Source records
=== Section Start ===

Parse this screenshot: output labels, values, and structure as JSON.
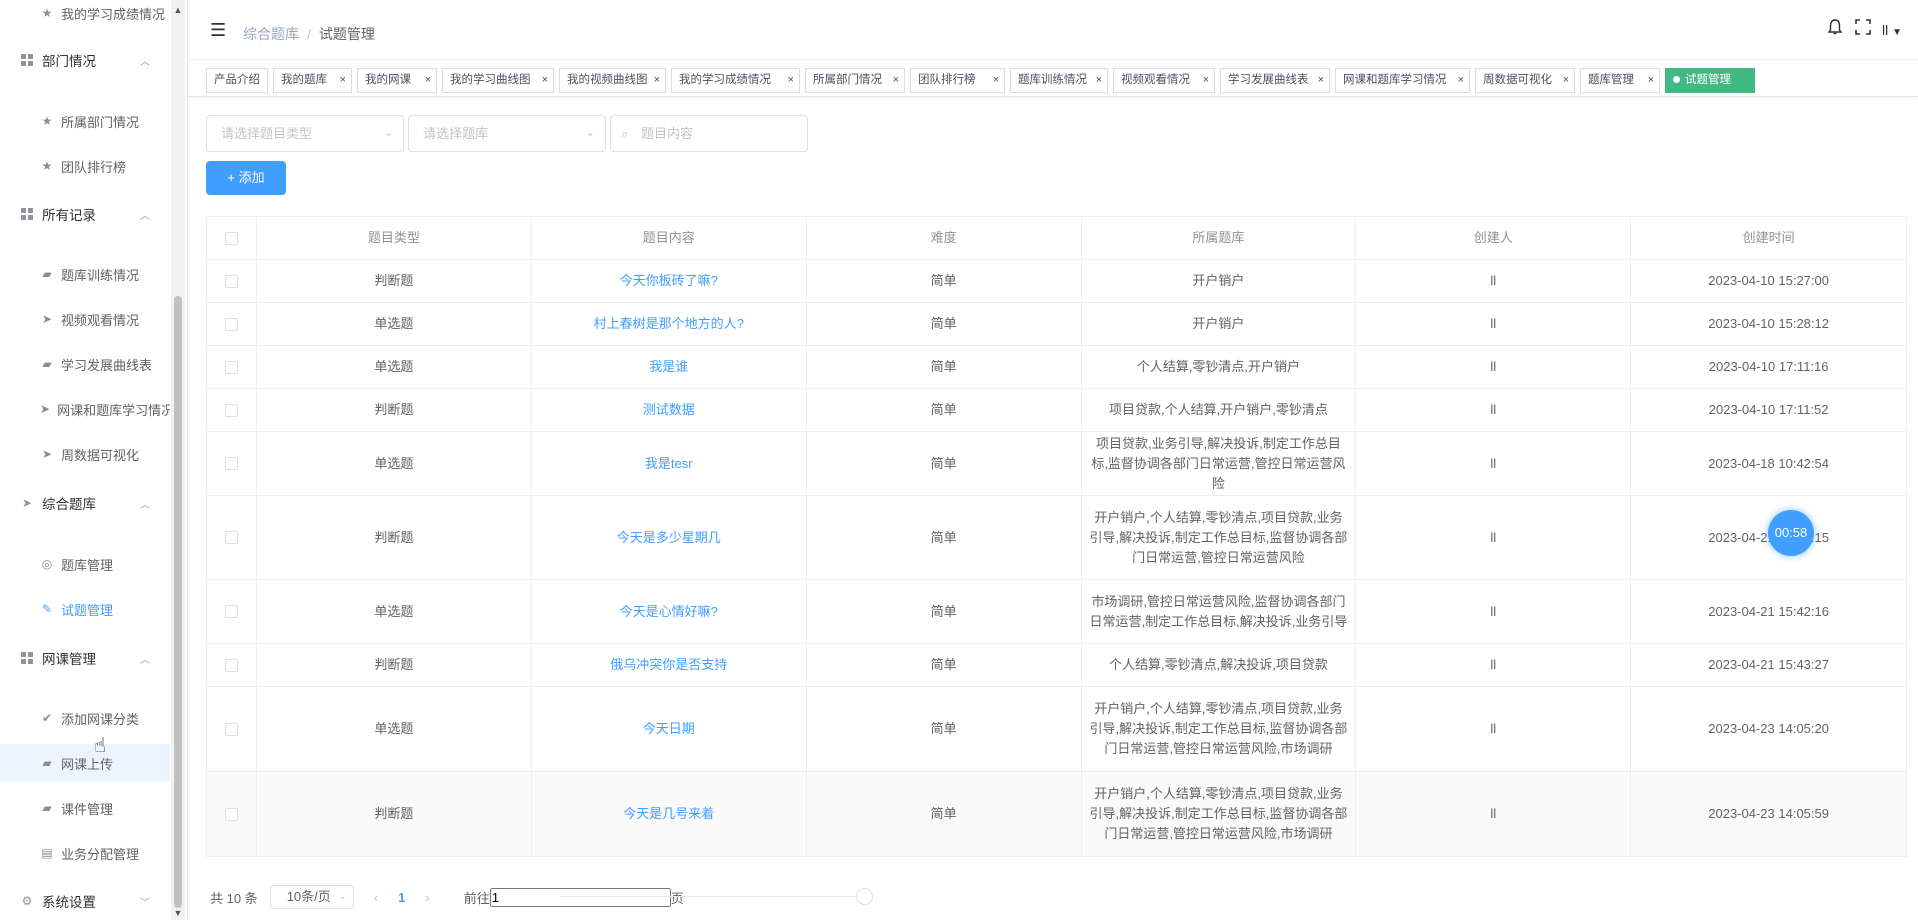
{
  "sidebar": {
    "items": [
      {
        "type": "item",
        "label": "我的学习成绩情况",
        "icon": "star-icon"
      },
      {
        "type": "group",
        "label": "部门情况",
        "icon": "grid-icon"
      },
      {
        "type": "item",
        "label": "所属部门情况",
        "icon": "star-icon"
      },
      {
        "type": "item",
        "label": "团队排行榜",
        "icon": "star-icon"
      },
      {
        "type": "group",
        "label": "所有记录",
        "icon": "grid-icon"
      },
      {
        "type": "item",
        "label": "题库训练情况",
        "icon": "briefcase-icon"
      },
      {
        "type": "item",
        "label": "视频观看情况",
        "icon": "send-icon"
      },
      {
        "type": "item",
        "label": "学习发展曲线表",
        "icon": "briefcase-icon"
      },
      {
        "type": "item",
        "label": "网课和题库学习情况",
        "icon": "send-icon"
      },
      {
        "type": "item",
        "label": "周数据可视化",
        "icon": "send-icon"
      },
      {
        "type": "group",
        "label": "综合题库",
        "icon": "send-icon"
      },
      {
        "type": "item",
        "label": "题库管理",
        "icon": "compass-icon"
      },
      {
        "type": "item",
        "label": "试题管理",
        "icon": "edit-icon",
        "active": true
      },
      {
        "type": "group",
        "label": "网课管理",
        "icon": "grid-icon"
      },
      {
        "type": "item",
        "label": "添加网课分类",
        "icon": "check-circle-icon"
      },
      {
        "type": "item",
        "label": "网课上传",
        "icon": "briefcase-icon"
      },
      {
        "type": "item",
        "label": "课件管理",
        "icon": "briefcase-icon"
      },
      {
        "type": "item",
        "label": "业务分配管理",
        "icon": "clipboard-icon"
      },
      {
        "type": "group",
        "label": "系统设置",
        "icon": "gear-icon"
      }
    ]
  },
  "header": {
    "breadcrumb": [
      "综合题库",
      "试题管理"
    ],
    "user": "ll"
  },
  "tags": [
    {
      "label": "产品介绍",
      "closable": false
    },
    {
      "label": "我的题库",
      "closable": true
    },
    {
      "label": "我的网课",
      "closable": true
    },
    {
      "label": "我的学习曲线图",
      "closable": true
    },
    {
      "label": "我的视频曲线图",
      "closable": true
    },
    {
      "label": "我的学习成绩情况",
      "closable": true
    },
    {
      "label": "所属部门情况",
      "closable": true
    },
    {
      "label": "团队排行榜",
      "closable": true
    },
    {
      "label": "题库训练情况",
      "closable": true
    },
    {
      "label": "视频观看情况",
      "closable": true
    },
    {
      "label": "学习发展曲线表",
      "closable": true
    },
    {
      "label": "网课和题库学习情况",
      "closable": true
    },
    {
      "label": "周数据可视化",
      "closable": true
    },
    {
      "label": "题库管理",
      "closable": true
    },
    {
      "label": "试题管理",
      "closable": false,
      "active": true
    }
  ],
  "filters": {
    "type_placeholder": "请选择题目类型",
    "bank_placeholder": "请选择题库",
    "search_placeholder": "题目内容"
  },
  "add_button": "+ 添加",
  "table": {
    "columns": [
      "题目类型",
      "题目内容",
      "难度",
      "所属题库",
      "创建人",
      "创建时间"
    ],
    "rows": [
      [
        "判断题",
        "今天你板砖了嘛?",
        "简单",
        "开户销户",
        "ll",
        "2023-04-10 15:27:00"
      ],
      [
        "单选题",
        "村上春树是那个地方的人?",
        "简单",
        "开户销户",
        "ll",
        "2023-04-10 15:28:12"
      ],
      [
        "单选题",
        "我是谁",
        "简单",
        "个人结算,零钞清点,开户销户",
        "ll",
        "2023-04-10 17:11:16"
      ],
      [
        "判断题",
        "测试数据",
        "简单",
        "项目贷款,个人结算,开户销户,零钞清点",
        "ll",
        "2023-04-10 17:11:52"
      ],
      [
        "单选题",
        "我是tesr",
        "简单",
        "项目贷款,业务引导,解决投诉,制定工作总目标,监督协调各部门日常运营,管控日常运营风险",
        "ll",
        "2023-04-18 10:42:54"
      ],
      [
        "判断题",
        "今天是多少星期几",
        "简单",
        "开户销户,个人结算,零钞清点,项目贷款,业务引导,解决投诉,制定工作总目标,监督协调各部门日常运营,管控日常运营风险",
        "ll",
        "2023-04-21 15:42:15"
      ],
      [
        "单选题",
        "今天是心情好嘛?",
        "简单",
        "市场调研,管控日常运营风险,监督协调各部门日常运营,制定工作总目标,解决投诉,业务引导",
        "ll",
        "2023-04-21 15:42:16"
      ],
      [
        "判断题",
        "俄乌冲突你是否支持",
        "简单",
        "个人结算,零钞清点,解决投诉,项目贷款",
        "ll",
        "2023-04-21 15:43:27"
      ],
      [
        "单选题",
        "今天日期",
        "简单",
        "开户销户,个人结算,零钞清点,项目贷款,业务引导,解决投诉,制定工作总目标,监督协调各部门日常运营,管控日常运营风险,市场调研",
        "ll",
        "2023-04-23 14:05:20"
      ],
      [
        "判断题",
        "今天是几号来着",
        "简单",
        "开户销户,个人结算,零钞清点,项目贷款,业务引导,解决投诉,制定工作总目标,监督协调各部门日常运营,管控日常运营风险,市场调研",
        "ll",
        "2023-04-23 14:05:59"
      ]
    ]
  },
  "pagination": {
    "total": "共 10 条",
    "page_size": "10条/页",
    "current_page": "1",
    "goto_prefix": "前往",
    "goto_value": "1",
    "goto_suffix": "页"
  },
  "timer": "00:58",
  "colors": {
    "primary": "#409eff",
    "active_tag": "#42b983"
  }
}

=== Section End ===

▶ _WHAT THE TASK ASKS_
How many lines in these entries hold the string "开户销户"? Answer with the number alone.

▶ _RESULT BELOW_
7